“The Kokstad Remembrance Day service was the front page lead and described in great detail. (I read that) various detachments and cadets marched past, a beautiful plaque was unveiled, the last post was sounded and after two minutes silence the reveille.
“The ceremony, the newspaper concluded, was ‘moving in its simplicity’.”
Then she turned to the inside pages and found a letter from an “Old Soldier” who noted that there were not enough hymn sheets and, although “non-European” soldiers “gave their service and their lives in the war” (and one member of the Indian and Malay Corps and three of the Cape Corps were listed in the Roll of Honour, I might add) ‘all the seats were labelled ‘Europeans only’.”
Later, Breier found that one of Native Military Corps is buried at the Mfundisweni Mission Cemetery.
“I am touched by the detail on the Commonwealth Graves Commission website: Corporal V Bungani, of the Native Military Corps, son of Pringle and Manala Dklavu, it says. I wonder who remembered him on that fateful day in 1952 and how they honoured him?”
Breier said that if she did any more significant writing in future, she would like it to be about the forgotten black soldiers of the two World Wars.
“Every city (in South Africa) has the potential to look into that side of World War I and World War II.”
“Many of us who grew up during apartheid learnt the history of the Great Trek and the unification of Germany but we don’t know a lot about what happened in South Africa in the 20th century. It’s not a bad idea to remind ourselves of this when resentments and grievances began.”
Today, she sees Duncan Village filled with despair.
“Young people hungry and with nothing to do, sewerage running in the streets, litter in heaps. I am continually struck by it every time I am back there.

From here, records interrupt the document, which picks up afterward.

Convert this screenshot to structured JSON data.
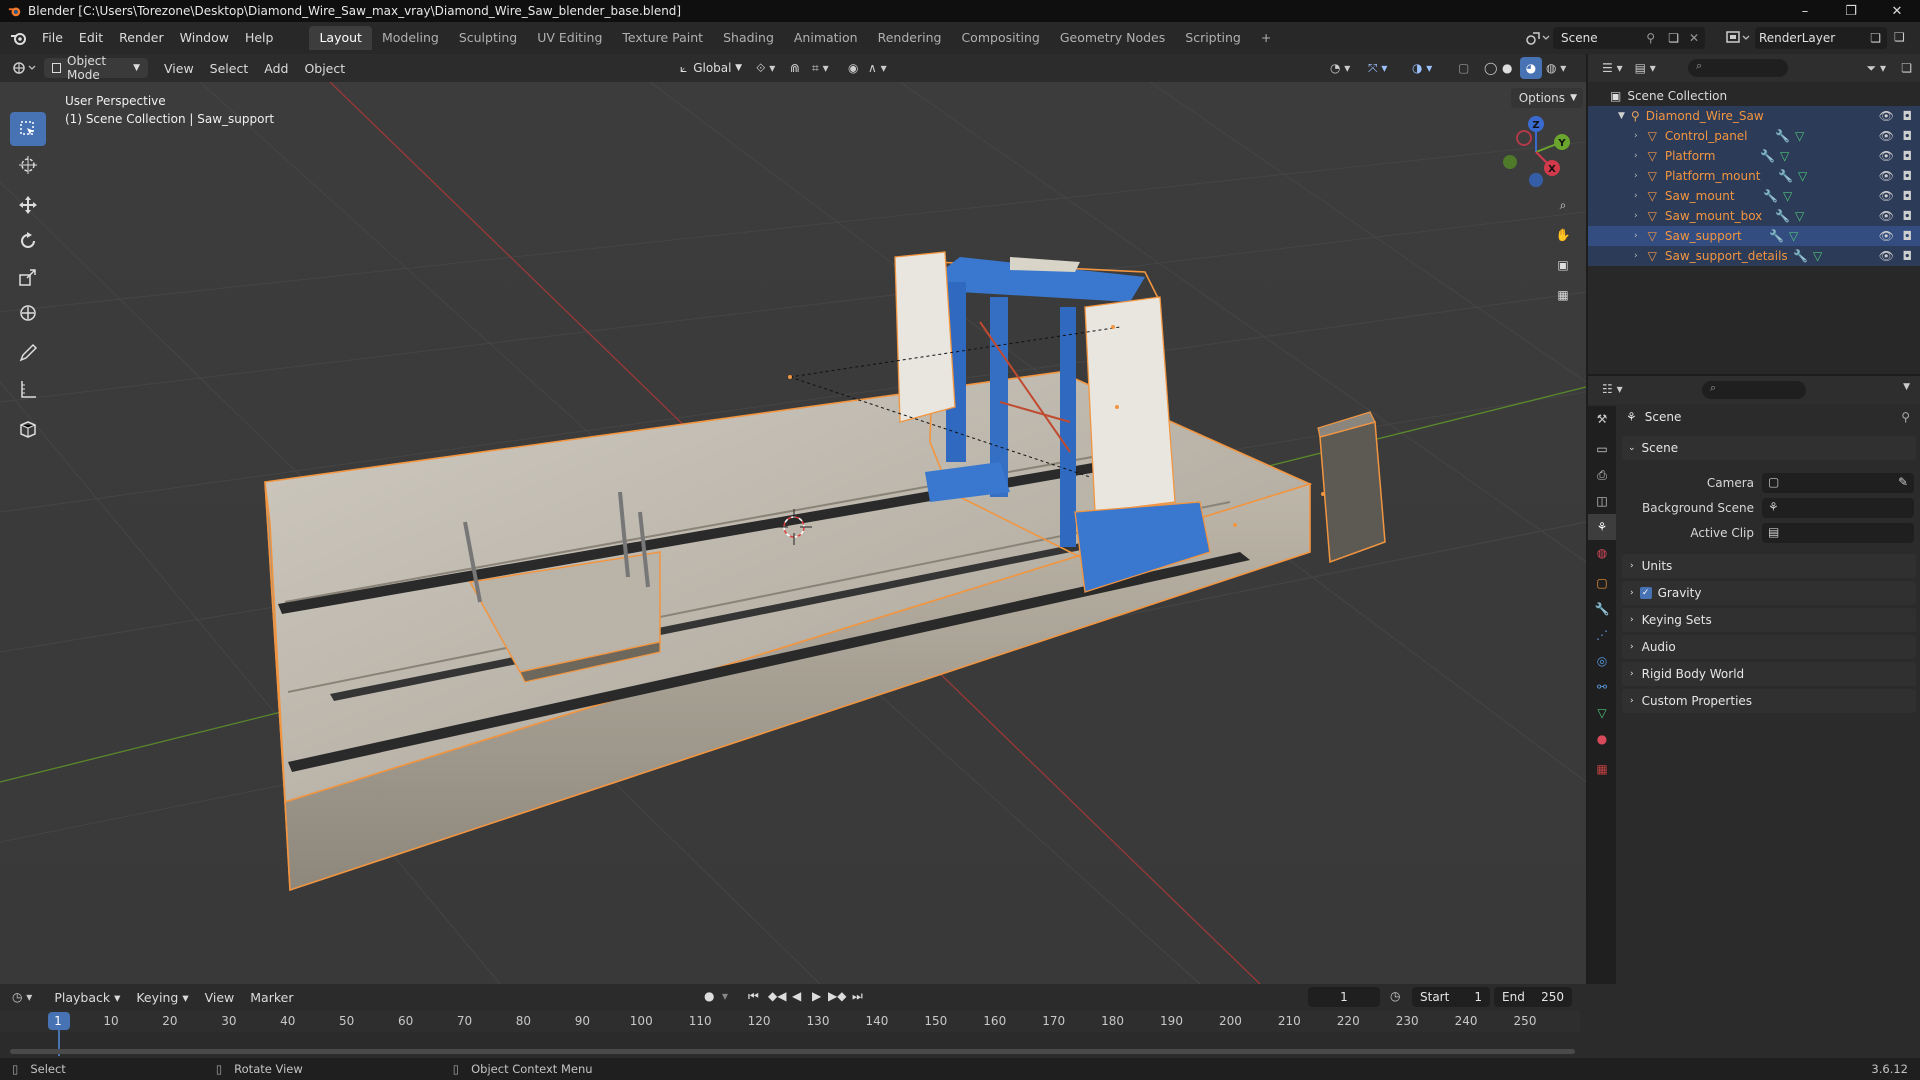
{
  "window": {
    "title": "Blender [C:\\Users\\Torezone\\Desktop\\Diamond_Wire_Saw_max_vray\\Diamond_Wire_Saw_blender_base.blend]",
    "minimize": "–",
    "maximize": "❐",
    "close": "✕"
  },
  "menu": [
    "File",
    "Edit",
    "Render",
    "Window",
    "Help"
  ],
  "workspaces": [
    {
      "label": "Layout",
      "active": true
    },
    {
      "label": "Modeling"
    },
    {
      "label": "Sculpting"
    },
    {
      "label": "UV Editing"
    },
    {
      "label": "Texture Paint"
    },
    {
      "label": "Shading"
    },
    {
      "label": "Animation"
    },
    {
      "label": "Rendering"
    },
    {
      "label": "Compositing"
    },
    {
      "label": "Geometry Nodes"
    },
    {
      "label": "Scripting"
    }
  ],
  "workspace_add": "+",
  "scene_name": "Scene",
  "view_layer": "RenderLayer",
  "viewport_header": {
    "mode": "Object Mode",
    "menus": [
      "View",
      "Select",
      "Add",
      "Object"
    ],
    "orientation": "Global",
    "options": "Options"
  },
  "viewport": {
    "perspective": "User Perspective",
    "context": "(1) Scene Collection | Saw_support",
    "gizmo": {
      "z": "Z",
      "y": "Y",
      "x": "X"
    }
  },
  "outliner": {
    "root": "Scene Collection",
    "collection": "Diamond_Wire_Saw",
    "objects": [
      "Control_panel",
      "Platform",
      "Platform_mount",
      "Saw_mount",
      "Saw_mount_box",
      "Saw_support",
      "Saw_support_details"
    ],
    "active_object": "Saw_support"
  },
  "properties": {
    "context": "Scene",
    "panel": "Scene",
    "fields": [
      {
        "label": "Camera",
        "value": ""
      },
      {
        "label": "Background Scene",
        "value": ""
      },
      {
        "label": "Active Clip",
        "value": ""
      }
    ],
    "panels": [
      "Units",
      "Gravity",
      "Keying Sets",
      "Audio",
      "Rigid Body World",
      "Custom Properties"
    ],
    "gravity_checked": true
  },
  "timeline": {
    "menus": [
      "Playback",
      "Keying",
      "View",
      "Marker"
    ],
    "current_frame": "1",
    "start_label": "Start",
    "start": "1",
    "end_label": "End",
    "end": "250",
    "ticks": [
      "1",
      "10",
      "20",
      "30",
      "40",
      "50",
      "60",
      "70",
      "80",
      "90",
      "100",
      "110",
      "120",
      "130",
      "140",
      "150",
      "160",
      "170",
      "180",
      "190",
      "200",
      "210",
      "220",
      "230",
      "240",
      "250"
    ]
  },
  "statusbar": {
    "select": "Select",
    "rotate": "Rotate View",
    "context_menu": "Object Context Menu",
    "version": "3.6.12"
  },
  "colors": {
    "accent_blue": "#4772b3",
    "selection": "#f29540",
    "active_row": "#334d80"
  }
}
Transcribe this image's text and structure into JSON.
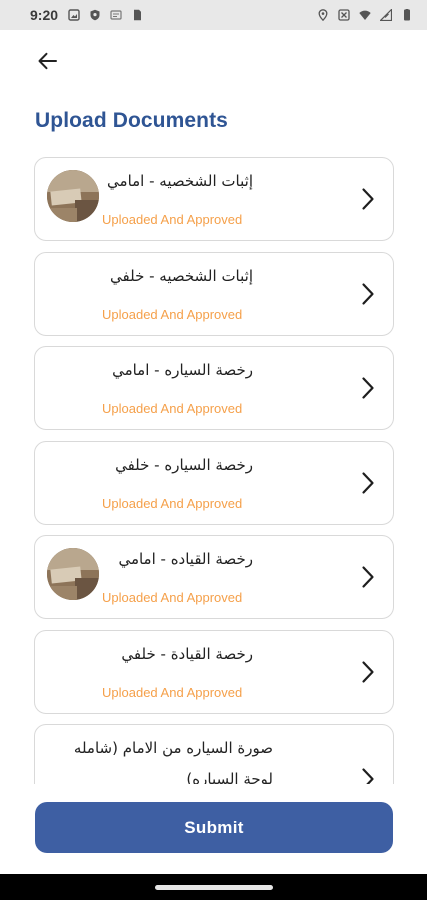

It’s the same but with technology added in.”
Breier hopes Bloody Sunday will serve as a memory of the many Black people who died on December 9, 1952, in Duncan Village, many of whose deaths are not documented because they were buried informally, as was common practice, but also amid the chaos of a frightened community in which the living feared arrest.
- Bloody Sunday: The nun, the Defiance Campaign and SA’s secret massacre
The Independent on Saturday